Can I stop legal actions once they’ve started?

Clear and frequent communication with your assigned collections officer is critical to avoid CRA legal action. Keep them advised of any problems you’re having and reasons you may be unable to follow the original payment agreement.

If communication has broken down or the CRA has taken legal action against you — such as wage garnishment — you still have the option of contacting your collections officer to work out another arrangement. This could include reducing the garnishment to an amount you can afford or having it completely withdrawn in exchange for another payment arrangement. However, the CRA will not return any money your employer or bank may have already sent them under the authority of the garnishment.

In cases of significant tax debt, it’s likely the CRA will continue with legal action to ensure collection — potentially resulting in financial hardship for you and others who depend on your income. This is where many people give up. They believe the CRA never forgives tax debts and that it’s impossible to fight the federal government. But that’s not necessarily true.

You still have options to prevent the CRA from taking on continuing legal action against you.

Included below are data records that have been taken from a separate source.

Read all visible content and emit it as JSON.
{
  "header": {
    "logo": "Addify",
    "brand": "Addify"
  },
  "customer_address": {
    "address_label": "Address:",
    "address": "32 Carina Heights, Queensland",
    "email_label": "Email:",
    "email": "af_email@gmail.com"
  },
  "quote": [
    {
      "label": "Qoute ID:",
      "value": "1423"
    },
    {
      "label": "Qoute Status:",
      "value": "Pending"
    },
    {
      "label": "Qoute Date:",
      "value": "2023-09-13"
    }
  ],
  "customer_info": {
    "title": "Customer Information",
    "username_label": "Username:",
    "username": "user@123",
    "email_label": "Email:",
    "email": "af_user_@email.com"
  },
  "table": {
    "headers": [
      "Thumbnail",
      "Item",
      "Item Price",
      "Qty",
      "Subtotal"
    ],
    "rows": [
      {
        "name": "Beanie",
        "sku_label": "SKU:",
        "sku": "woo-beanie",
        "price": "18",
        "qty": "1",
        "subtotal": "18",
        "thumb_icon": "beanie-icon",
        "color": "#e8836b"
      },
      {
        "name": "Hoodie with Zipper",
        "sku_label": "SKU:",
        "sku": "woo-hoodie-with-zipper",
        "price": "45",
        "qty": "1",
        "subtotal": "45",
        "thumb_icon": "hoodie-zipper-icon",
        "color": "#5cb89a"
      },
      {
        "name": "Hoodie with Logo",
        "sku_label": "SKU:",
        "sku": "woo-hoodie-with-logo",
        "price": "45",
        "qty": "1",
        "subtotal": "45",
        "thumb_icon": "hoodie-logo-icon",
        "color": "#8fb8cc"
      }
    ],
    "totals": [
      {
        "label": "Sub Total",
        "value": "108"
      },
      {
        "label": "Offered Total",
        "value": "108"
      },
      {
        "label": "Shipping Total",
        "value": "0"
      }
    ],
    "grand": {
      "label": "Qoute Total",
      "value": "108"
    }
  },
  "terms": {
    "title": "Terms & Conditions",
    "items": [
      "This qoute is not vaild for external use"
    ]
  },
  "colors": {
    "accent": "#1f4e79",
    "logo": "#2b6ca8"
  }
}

In fact, the CRA may actually be willing to accept less than full payment.

Where can I turn for help?

A Licensed Insolvency Trustee is an accredited debt professional, licensed by the federal government and vested with the power to prevent or stop legal collection actions — including most levied by the CRA. They accomplish this through two federally legislated Life-Changing Debt Solutions: Bankruptcy and Consumer Proposal.

Broadly speaking, filing either a Bankruptcy or a Consumer Proposal will put a stop to any legal action against the debtor — even the CRA must withdraw most kinds of garnishments. Although they are not required to withdraw any previous liens against real or personal property, the CRA may not register any new liens subsequent to the filing of either process.

If you file a Consumer Proposal — an offer to repay a negotiated portion of the total debt you owe — the CRA may agree the process will result in recovering more tax debt than if you were to file a Bankruptcy. This will often allow you to often significantly reduce the total balance owing while providing payment terms and a timeline you can manage.

If you file a Bankruptcy — liquidating your assets and potentially contributing some income over a specified timeline to help repay your debts — the CRA may simply accept the recovery it provides (if any) and write off the remainder of your tax balance.

How do I know if I’m eligible for a Life-Changing Debt Solution?

Whether you’re struggling with tax debt, credit card debt or any other type of debt you cannot afford to pay, consider scheduling a Free Confidential Consultation with a Licensed Insolvency Trustee. During this no-obligation meeting, your trustee will review your financial situation, seek to understand your goals and identify your options and opportunities for a financial fresh start.

Your Licensed Insolvency Trustee can determine whether you’re eligible for a Life-Changing Debt Solution, like Bankruptcy or a Consumer Proposal, identify other debt-reduction strategies you may benefit from and offer a detailed explanation of every option. They’ll provide the information and perspective you need to make the right choice for your unique situation and help you get on the road to finally being debt free for good.